# What this task involves
Only lines containing the string "with" belong in the answer; copy all of them from the entries.

Start of Task inputs

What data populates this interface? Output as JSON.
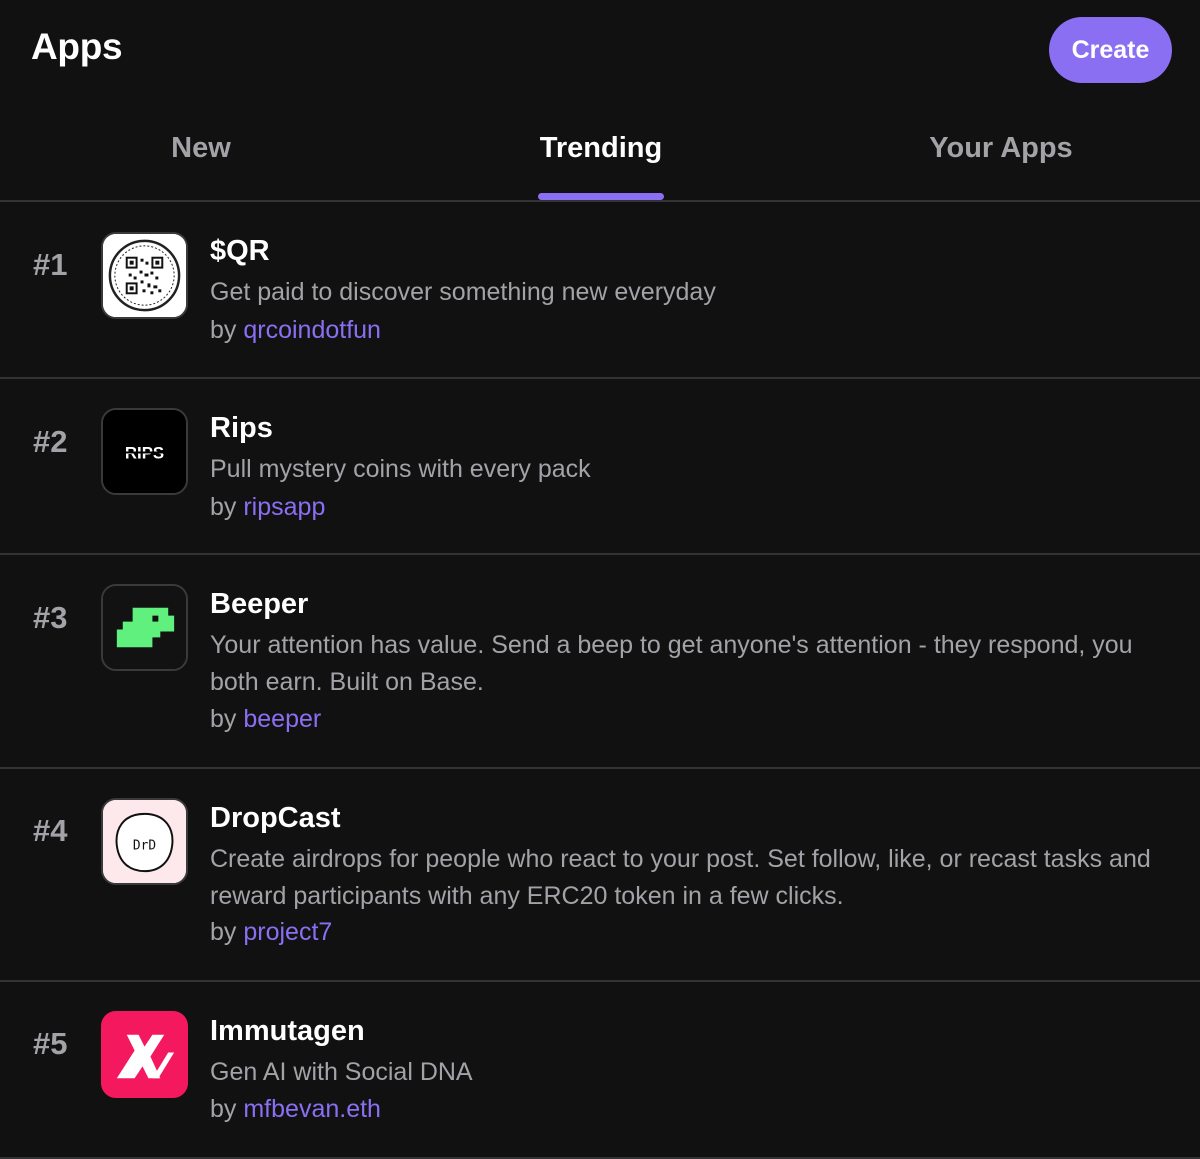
{
  "header": {
    "title": "Apps",
    "create_label": "Create"
  },
  "tabs": [
    {
      "label": "New",
      "active": false
    },
    {
      "label": "Trending",
      "active": true
    },
    {
      "label": "Your Apps",
      "active": false
    }
  ],
  "by_prefix": "by",
  "apps": [
    {
      "rank": "#1",
      "name": "$QR",
      "description": "Get paid to discover something new everyday",
      "author": "qrcoindotfun",
      "icon": "qr-code-icon"
    },
    {
      "rank": "#2",
      "name": "Rips",
      "description": "Pull mystery coins with every pack",
      "author": "ripsapp",
      "icon": "rips-logo-icon",
      "icon_text": "RIPS"
    },
    {
      "rank": "#3",
      "name": "Beeper",
      "description": "Your attention has value. Send a beep to get anyone's attention - they respond, you both earn. Built on Base.",
      "author": "beeper",
      "icon": "green-pixel-dino-icon"
    },
    {
      "rank": "#4",
      "name": "DropCast",
      "description": "Create airdrops for people who react to your post. Set follow, like, or recast tasks and reward participants with any ERC20 token in a few clicks.",
      "author": "project7",
      "icon": "drd-egg-face-icon",
      "icon_text": "DrD"
    },
    {
      "rank": "#5",
      "name": "Immutagen",
      "description": "Gen AI with Social DNA",
      "author": "mfbevan.eth",
      "icon": "immutagen-logo-icon"
    }
  ],
  "colors": {
    "background": "#111112",
    "accent": "#8b6ff2",
    "muted_text": "#a2a2a7",
    "divider": "#333336",
    "beeper_green": "#5ff07e",
    "immutagen_pink": "#f4195f"
  }
}
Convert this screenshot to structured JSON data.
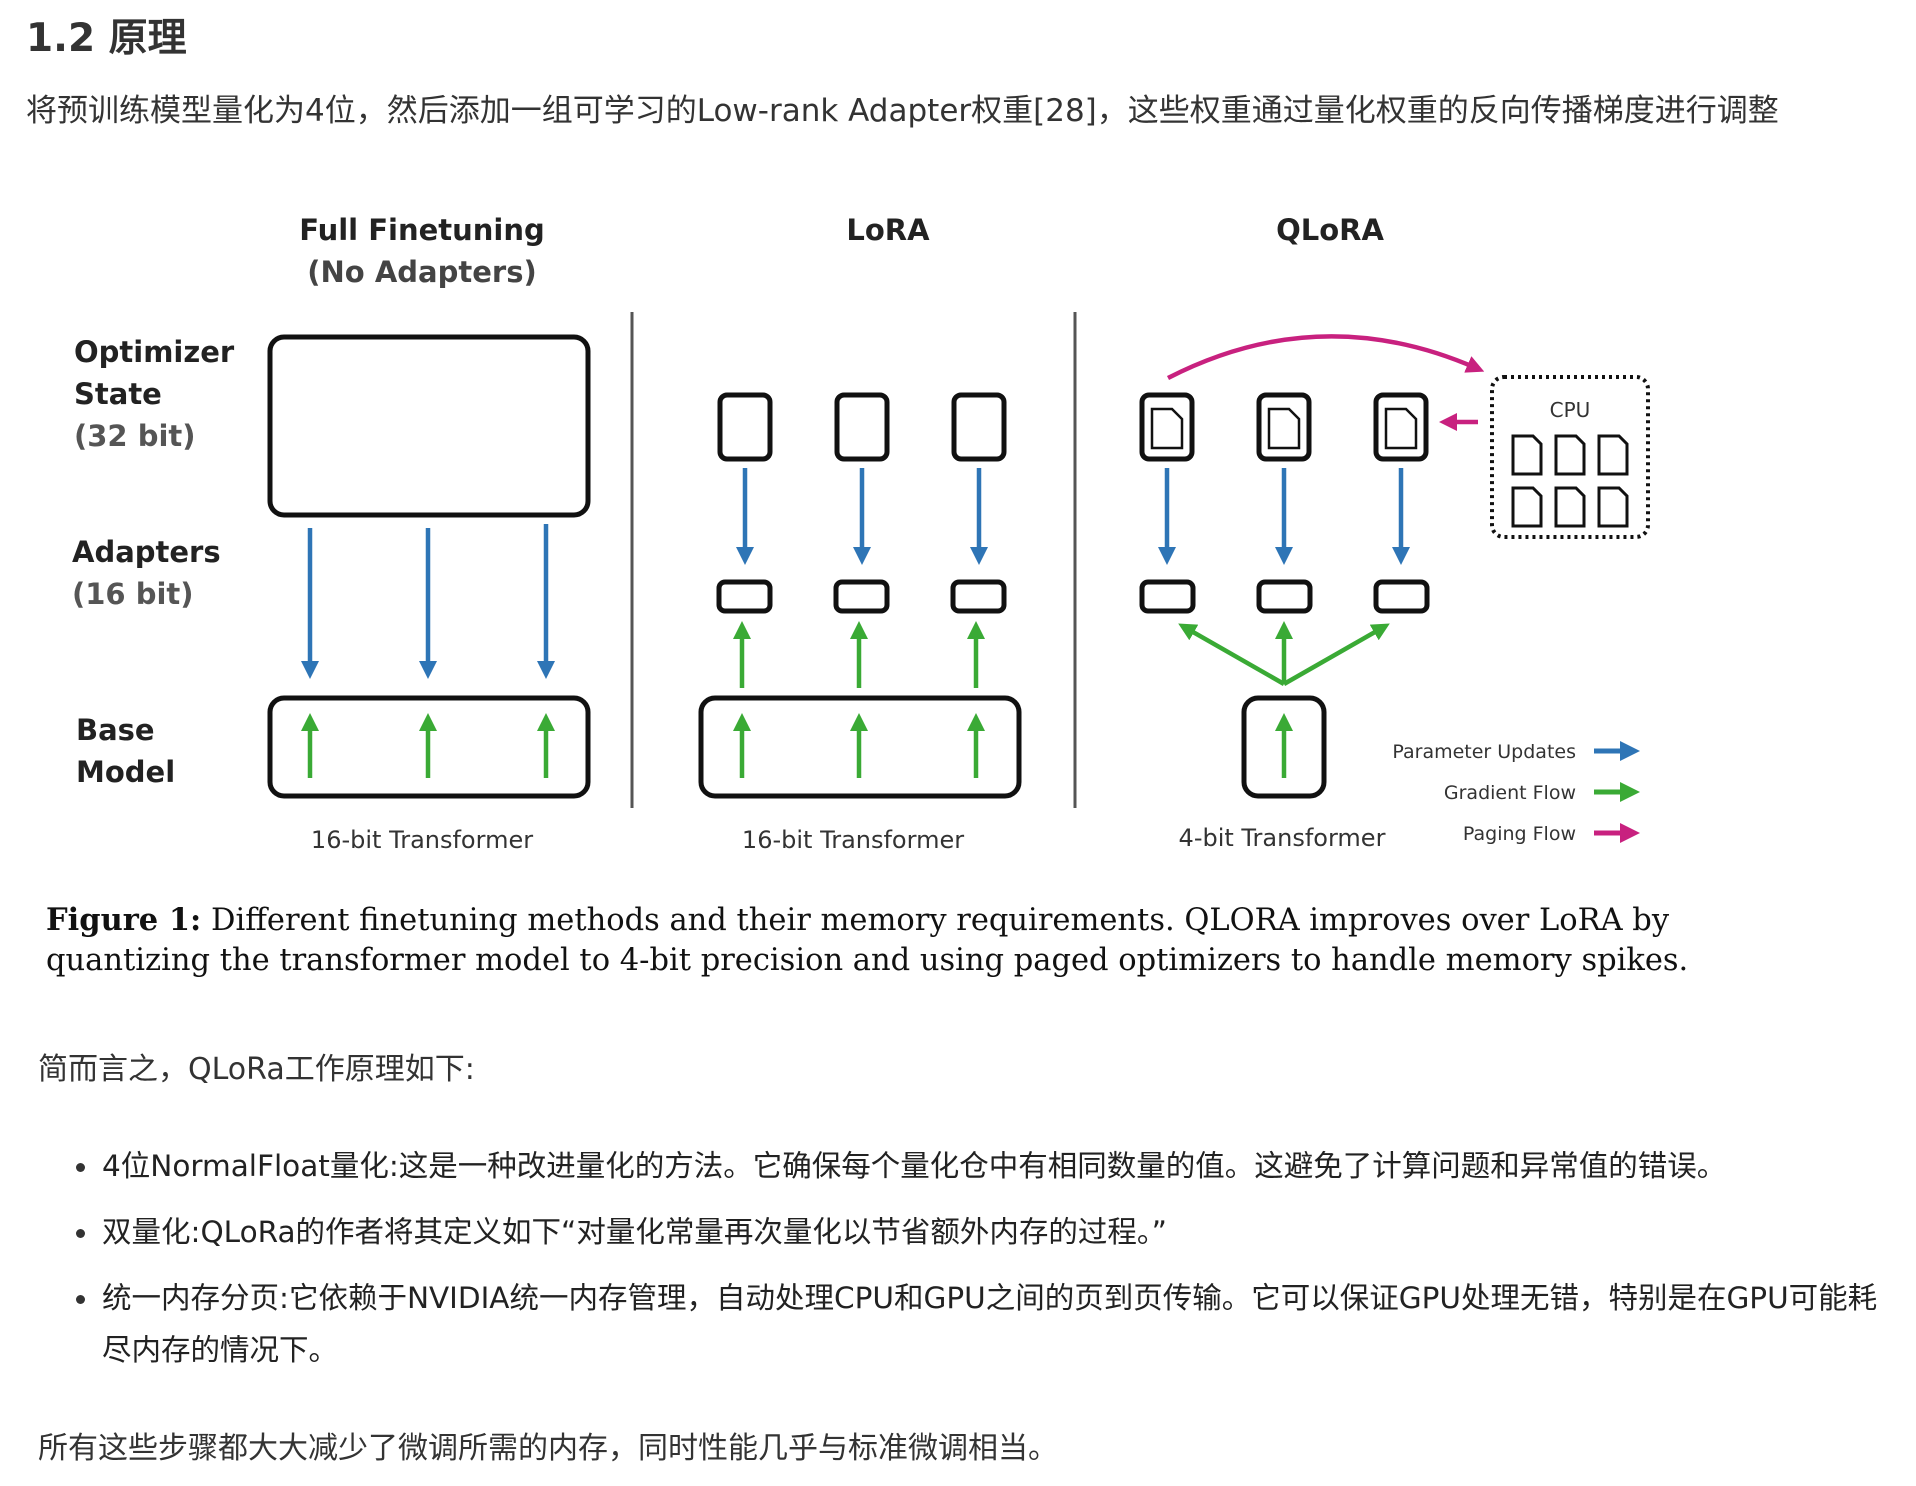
{
  "section": {
    "heading": "1.2 原理",
    "intro": "将预训练模型量化为4位，然后添加一组可学习的Low-rank Adapter权重[28]，这些权重通过量化权重的反向传播梯度进行调整"
  },
  "figure": {
    "columns": {
      "full_title_1": "Full Finetuning",
      "full_title_2": "(No Adapters)",
      "lora_title": "LoRA",
      "qlora_title": "QLoRA"
    },
    "rows": {
      "optimizer_1": "Optimizer",
      "optimizer_2": "State",
      "optimizer_3": "(32 bit)",
      "adapters_1": "Adapters",
      "adapters_2": "(16 bit)",
      "base_1": "Base",
      "base_2": "Model"
    },
    "transformers": {
      "full": "16-bit Transformer",
      "lora": "16-bit Transformer",
      "qlora": "4-bit Transformer"
    },
    "cpu_label": "CPU",
    "legend": {
      "parameter_updates": "Parameter Updates",
      "gradient_flow": "Gradient Flow",
      "paging_flow": "Paging Flow"
    },
    "colors": {
      "parameter_updates": "#2e75b6",
      "gradient_flow": "#3aaa35",
      "paging_flow": "#c8217f"
    },
    "caption_label": "Figure 1:",
    "caption_text": " Different finetuning methods and their memory requirements. QLORA improves over LoRA by quantizing the transformer model to 4-bit precision and using paged optimizers to handle memory spikes."
  },
  "summary": "简而言之，QLoRa工作原理如下:",
  "bullets": [
    "4位NormalFloat量化:这是一种改进量化的方法。它确保每个量化仓中有相同数量的值。这避免了计算问题和异常值的错误。",
    "双量化:QLoRa的作者将其定义如下“对量化常量再次量化以节省额外内存的过程。”",
    "统一内存分页:它依赖于NVIDIA统一内存管理，自动处理CPU和GPU之间的页到页传输。它可以保证GPU处理无错，特别是在GPU可能耗尽内存的情况下。"
  ],
  "conclusion": "所有这些步骤都大大减少了微调所需的内存，同时性能几乎与标准微调相当。"
}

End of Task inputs

# Task solution
      "description": "Pull mystery coins with every pack",
      "description": "Create airdrops for people who react to your post. Set follow, like, or recast tasks and reward participants with any ERC20 token in a few clicks.",
      "description": "Gen AI with Social DNA",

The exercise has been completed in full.